Everybody knew the violence inside Lawrence Phillips would eventually be his undoing. But few could have predicted this: Phillips, 40, was found unresponsive on the floor of his California state prison, where he was serving a 31-year sentence for a handful of convictions, including domestic violence and false imprisonment.
Phillips was also being investigated for the possible murder of his former cellmate earlier this year. On Tuesday, a preliminary hearing found that there was "sufficient cause to believe" that Phillips was guilty of the crime. A conviction likely would have led to the death penalty.
Some of the facts are yet to come, but it's reasonable to think that Phillips took his own life in response to his grim outlook. He had previously written to his mother, in a letter sent one month before his cellmate's death, that he was worried he couldn't control the violence boiling up inside of him, and that he feared it would lead to someone's death, or even his own.
On both counts, he was right.
So that's the end for Phillips, one of his generation's greatest football talents, and one of its saddest stories of a bright future squandered. No single act brought Phillips to this grim end. The former running back was slowly crushed under the weight of who he repeatedly proved himself to be.
For more than 20 years, Phillips has been finding his way into trouble -- not just mischief, but violent, ugly incidents. He was a star at the University of Nebraska, but also its most controversial figure, and at a time when the football program's scrutiny was as high as ever.
In 1995, Phillips was part of what some consider the greatest college football team ever assembled. He was the star running back on a team that probably could have still won it all without him. And during the season, he put his career in jeopardy by dragging his girlfriend down a staircase -- and by her hair, no less.
Phillips was suspended by then-coach Tom Osborne, only to be reinstated in time for the national championship game. The decision might be Osborne's most questionable decision as a head coach. Nebraska beat Florida 62-24, and Phillips ran for 165 yards. But Phillips' future might have suffered from the decision, which relieved the young man's much-needed punishment and set him up to repeat his mistakes.

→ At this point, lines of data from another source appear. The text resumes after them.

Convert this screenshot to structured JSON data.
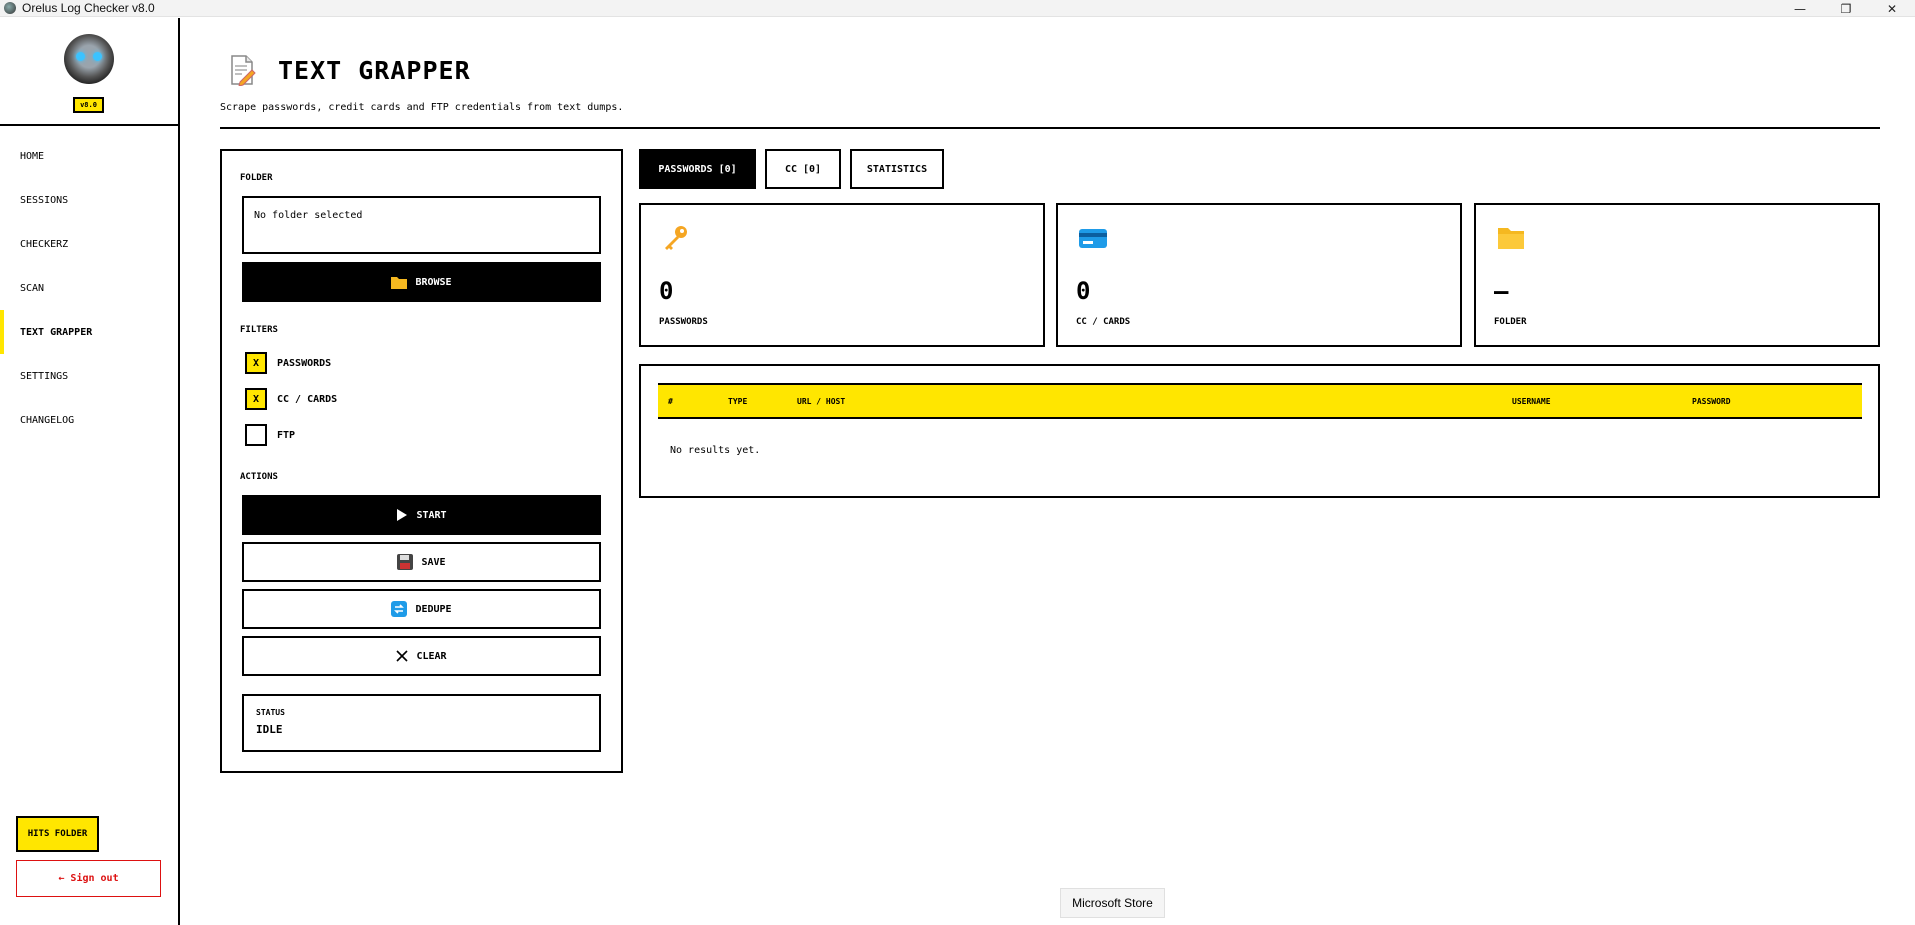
{
  "window": {
    "title": "Orelus Log Checker v8.0",
    "minimize": "—",
    "maximize": "❐",
    "close": "✕"
  },
  "sidebar": {
    "version": "v8.0",
    "items": [
      {
        "label": "HOME"
      },
      {
        "label": "SESSIONS"
      },
      {
        "label": "CHECKERZ"
      },
      {
        "label": "SCAN"
      },
      {
        "label": "TEXT GRAPPER",
        "active": true
      },
      {
        "label": "SETTINGS"
      },
      {
        "label": "CHANGELOG"
      }
    ],
    "hits_folder": "HITS FOLDER",
    "sign_out": "← Sign out"
  },
  "header": {
    "title": "TEXT GRAPPER",
    "subtitle": "Scrape passwords, credit cards and FTP credentials from text dumps.",
    "icon": "memo-icon"
  },
  "left_panel": {
    "folder_label": "FOLDER",
    "folder_value": "No folder selected",
    "browse": "BROWSE",
    "filters_label": "FILTERS",
    "filters": [
      {
        "label": "PASSWORDS",
        "checked": true,
        "mark": "X"
      },
      {
        "label": "CC / CARDS",
        "checked": true,
        "mark": "X"
      },
      {
        "label": "FTP",
        "checked": false,
        "mark": ""
      }
    ],
    "actions_label": "ACTIONS",
    "actions": {
      "start": "START",
      "save": "SAVE",
      "dedupe": "DEDUPE",
      "clear": "CLEAR"
    },
    "status_label": "STATUS",
    "status_value": "IDLE"
  },
  "tabs": [
    {
      "label": "PASSWORDS  [0]",
      "active": true
    },
    {
      "label": "CC  [0]",
      "active": false
    },
    {
      "label": "STATISTICS",
      "active": false
    }
  ],
  "cards": [
    {
      "icon": "key-icon",
      "value": "0",
      "label": "PASSWORDS"
    },
    {
      "icon": "credit-card-icon",
      "value": "0",
      "label": "CC / CARDS"
    },
    {
      "icon": "folder-icon",
      "value": "–",
      "label": "FOLDER"
    }
  ],
  "table": {
    "columns": [
      "#",
      "TYPE",
      "URL / HOST",
      "USERNAME",
      "PASSWORD"
    ],
    "empty_text": "No results yet."
  },
  "tooltip": "Microsoft Store",
  "colors": {
    "accent": "#ffe600",
    "danger": "#dd1111",
    "dark": "#000000"
  }
}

And oh, boy, did he repeat them. Being drafted No. 6 overall by the St. Louis Rams seemed to give Phillips a fresh start, but his quickly turned his situation sour. The list of minor and major offenses committed is both exhausting and redundant.
A quick summary will do: Phillips was turning into a dominant NFL running back, but his legal problems persisted. By mid-November of his second season, he had exceeded his rushing figures from his rookie year, spent 23 total days in jail, and saw the team release him even as his coach tearfully called him the best running back he had ever coached.
That's how much trouble Lawrence Phillips was.
He continued to get chances from the NFL, despite his continual run-ins with police. After a successful stint in NFL Europe, he joined the San Francisco 49ers. In that setting, his violent streak found a new way to manifest itself: His play worsened, his effort declined, and he often refused to block on passing downs. On one such play, he declined to block blitzing Cardinals defensive back Aeneas Williams, who crushed quarterback Steve Young. Young suffered a concussion, and that concussion ended his career.
That season would be Phillips' last in the NFL, and it started what would be a rapid downward spiral, even in the context of his rocky past. In 2005, Phillips was wanted by San Diego police for two separate domestic-abuse incidents when he tried to run over three teenagers with his car. Phillips had been angered in an argument with the kids, who were playing a game of pick-up football.
He went to jail for that attempted assault, serving a 10-year sentence. In 2009, his domestic abuse charges became convictions, and his sentence increased to 31 years.
Phillips' story figured to quiet down during the term of that long incarceration, but in April 12, 2015, he is alleged to have choked and murdered his cellmate. That act likely guaranteed that Phillips would never leave prison alive.
Even so, his attorney, Jesse Whitten, was blindsided by news that he might have killed himself.
"There was nothing about his demeanor that made me think he was suicidal at all, or depressed," Whitten told USA TODAY. "He was very confident about winning this case and he was even optimistic about his appeal on his prior cases."
His high school coach, who maintained contact with Phillips over the years, had a similar impression.
"It had nothing indicating anything like this," he told USA TODAY. "He was talking about the fact that his mom had gotten him an attorney."
That's how the story of Lawrence Phillips ends -- with another act of violence no one can explain.
If there's a missed opportunity to be mourned alongside the former football star, it's that his life came and went, and no one ever seemed to understand what troubled Lawrence Phillips. Not even himself.